■ Problem description ■
The expected output is every entry, repeated word for word.

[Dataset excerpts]
[Start of section]
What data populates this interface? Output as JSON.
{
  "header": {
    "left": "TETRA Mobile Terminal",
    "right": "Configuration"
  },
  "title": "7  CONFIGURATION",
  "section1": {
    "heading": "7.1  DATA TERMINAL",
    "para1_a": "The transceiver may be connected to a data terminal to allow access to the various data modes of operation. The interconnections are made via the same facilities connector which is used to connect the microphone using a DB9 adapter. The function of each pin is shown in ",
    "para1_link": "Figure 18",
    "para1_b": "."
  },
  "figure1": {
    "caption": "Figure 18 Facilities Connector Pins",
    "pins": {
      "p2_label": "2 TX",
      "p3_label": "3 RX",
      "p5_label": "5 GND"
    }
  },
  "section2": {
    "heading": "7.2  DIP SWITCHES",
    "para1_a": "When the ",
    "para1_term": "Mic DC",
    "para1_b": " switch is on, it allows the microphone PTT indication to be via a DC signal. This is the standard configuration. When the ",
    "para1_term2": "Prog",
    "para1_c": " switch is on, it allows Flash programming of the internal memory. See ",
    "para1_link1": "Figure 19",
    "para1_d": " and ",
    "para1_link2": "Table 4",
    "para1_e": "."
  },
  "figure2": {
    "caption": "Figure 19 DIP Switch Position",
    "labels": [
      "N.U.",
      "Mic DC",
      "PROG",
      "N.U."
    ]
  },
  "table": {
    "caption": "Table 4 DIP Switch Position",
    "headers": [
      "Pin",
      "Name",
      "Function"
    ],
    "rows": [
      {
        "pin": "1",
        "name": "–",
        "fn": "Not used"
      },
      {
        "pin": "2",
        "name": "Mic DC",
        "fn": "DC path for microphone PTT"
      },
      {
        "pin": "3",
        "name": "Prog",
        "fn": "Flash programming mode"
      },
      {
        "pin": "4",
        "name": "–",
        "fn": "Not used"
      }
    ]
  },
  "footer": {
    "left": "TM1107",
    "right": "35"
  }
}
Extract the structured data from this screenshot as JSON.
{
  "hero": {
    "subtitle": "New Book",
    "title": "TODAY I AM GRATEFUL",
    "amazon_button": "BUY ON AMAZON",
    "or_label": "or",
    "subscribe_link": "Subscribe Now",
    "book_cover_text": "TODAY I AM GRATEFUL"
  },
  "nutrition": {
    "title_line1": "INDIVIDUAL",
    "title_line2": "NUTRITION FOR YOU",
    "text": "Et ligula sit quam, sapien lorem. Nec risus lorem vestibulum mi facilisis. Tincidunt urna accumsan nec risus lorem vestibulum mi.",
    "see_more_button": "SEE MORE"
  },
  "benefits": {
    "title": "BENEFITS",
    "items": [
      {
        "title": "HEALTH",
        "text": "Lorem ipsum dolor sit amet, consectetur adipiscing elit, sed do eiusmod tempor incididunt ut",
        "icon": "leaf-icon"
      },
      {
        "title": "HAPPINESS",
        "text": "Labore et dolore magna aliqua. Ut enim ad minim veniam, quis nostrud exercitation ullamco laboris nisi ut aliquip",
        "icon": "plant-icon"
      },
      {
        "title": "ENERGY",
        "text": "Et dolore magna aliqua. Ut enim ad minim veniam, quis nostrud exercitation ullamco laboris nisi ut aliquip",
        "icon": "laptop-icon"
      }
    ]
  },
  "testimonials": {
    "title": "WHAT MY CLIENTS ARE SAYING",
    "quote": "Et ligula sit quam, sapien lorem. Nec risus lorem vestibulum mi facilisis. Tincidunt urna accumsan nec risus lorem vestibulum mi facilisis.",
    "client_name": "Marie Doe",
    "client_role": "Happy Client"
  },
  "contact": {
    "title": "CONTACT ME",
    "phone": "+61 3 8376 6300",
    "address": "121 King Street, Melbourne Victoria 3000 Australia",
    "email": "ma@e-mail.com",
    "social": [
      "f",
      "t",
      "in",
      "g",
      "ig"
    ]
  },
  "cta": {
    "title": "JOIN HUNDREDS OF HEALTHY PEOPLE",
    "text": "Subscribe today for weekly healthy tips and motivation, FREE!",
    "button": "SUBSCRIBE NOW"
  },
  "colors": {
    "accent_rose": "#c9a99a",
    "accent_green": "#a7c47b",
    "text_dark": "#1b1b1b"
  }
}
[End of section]
■ Finished exercise ■
What data populates this interface? Output as JSON.
{
  "header": {
    "left": "TETRA Mobile Terminal",
    "right": "Configuration"
  },
  "title": "7  CONFIGURATION",
  "section1": {
    "heading": "7.1  DATA TERMINAL",
    "para1_a": "The transceiver may be connected to a data terminal to allow access to the various data modes of operation. The interconnections are made via the same facilities connector which is used to connect the microphone using a DB9 adapter. The function of each pin is shown in ",
    "para1_link": "Figure 18",
    "para1_b": "."
  },
  "figure1": {
    "caption": "Figure 18 Facilities Connector Pins",
    "pins": {
      "p2_label": "2 TX",
      "p3_label": "3 RX",
      "p5_label": "5 GND"
    }
  },
  "section2": {
    "heading": "7.2  DIP SWITCHES",
    "para1_a": "When the ",
    "para1_term": "Mic DC",
    "para1_b": " switch is on, it allows the microphone PTT indication to be via a DC signal. This is the standard configuration. When the ",
    "para1_term2": "Prog",
    "para1_c": " switch is on, it allows Flash programming of the internal memory. See ",
    "para1_link1": "Figure 19",
    "para1_d": " and ",
    "para1_link2": "Table 4",
    "para1_e": "."
  },
  "figure2": {
    "caption": "Figure 19 DIP Switch Position",
    "labels": [
      "N.U.",
      "Mic DC",
      "PROG",
      "N.U."
    ]
  },
  "table": {
    "caption": "Table 4 DIP Switch Position",
    "headers": [
      "Pin",
      "Name",
      "Function"
    ],
    "rows": [
      {
        "pin": "1",
        "name": "–",
        "fn": "Not used"
      },
      {
        "pin": "2",
        "name": "Mic DC",
        "fn": "DC path for microphone PTT"
      },
      {
        "pin": "3",
        "name": "Prog",
        "fn": "Flash programming mode"
      },
      {
        "pin": "4",
        "name": "–",
        "fn": "Not used"
      }
    ]
  },
  "footer": {
    "left": "TM1107",
    "right": "35"
  }
}
Extract the structured data from this screenshot as JSON.
{
  "hero": {
    "subtitle": "New Book",
    "title": "TODAY I AM GRATEFUL",
    "amazon_button": "BUY ON AMAZON",
    "or_label": "or",
    "subscribe_link": "Subscribe Now",
    "book_cover_text": "TODAY I AM GRATEFUL"
  },
  "nutrition": {
    "title_line1": "INDIVIDUAL",
    "title_line2": "NUTRITION FOR YOU",
    "text": "Et ligula sit quam, sapien lorem. Nec risus lorem vestibulum mi facilisis. Tincidunt urna accumsan nec risus lorem vestibulum mi.",
    "see_more_button": "SEE MORE"
  },
  "benefits": {
    "title": "BENEFITS",
    "items": [
      {
        "title": "HEALTH",
        "text": "Lorem ipsum dolor sit amet, consectetur adipiscing elit, sed do eiusmod tempor incididunt ut",
        "icon": "leaf-icon"
      },
      {
        "title": "HAPPINESS",
        "text": "Labore et dolore magna aliqua. Ut enim ad minim veniam, quis nostrud exercitation ullamco laboris nisi ut aliquip",
        "icon": "plant-icon"
      },
      {
        "title": "ENERGY",
        "text": "Et dolore magna aliqua. Ut enim ad minim veniam, quis nostrud exercitation ullamco laboris nisi ut aliquip",
        "icon": "laptop-icon"
      }
    ]
  },
  "testimonials": {
    "title": "WHAT MY CLIENTS ARE SAYING",
    "quote": "Et ligula sit quam, sapien lorem. Nec risus lorem vestibulum mi facilisis. Tincidunt urna accumsan nec risus lorem vestibulum mi facilisis.",
    "client_name": "Marie Doe",
    "client_role": "Happy Client"
  },
  "contact": {
    "title": "CONTACT ME",
    "phone": "+61 3 8376 6300",
    "address": "121 King Street, Melbourne Victoria 3000 Australia",
    "email": "ma@e-mail.com",
    "social": [
      "f",
      "t",
      "in",
      "g",
      "ig"
    ]
  },
  "cta": {
    "title": "JOIN HUNDREDS OF HEALTHY PEOPLE",
    "text": "Subscribe today for weekly healthy tips and motivation, FREE!",
    "button": "SUBSCRIBE NOW"
  },
  "colors": {
    "accent_rose": "#c9a99a",
    "accent_green": "#a7c47b",
    "text_dark": "#1b1b1b"
  }
}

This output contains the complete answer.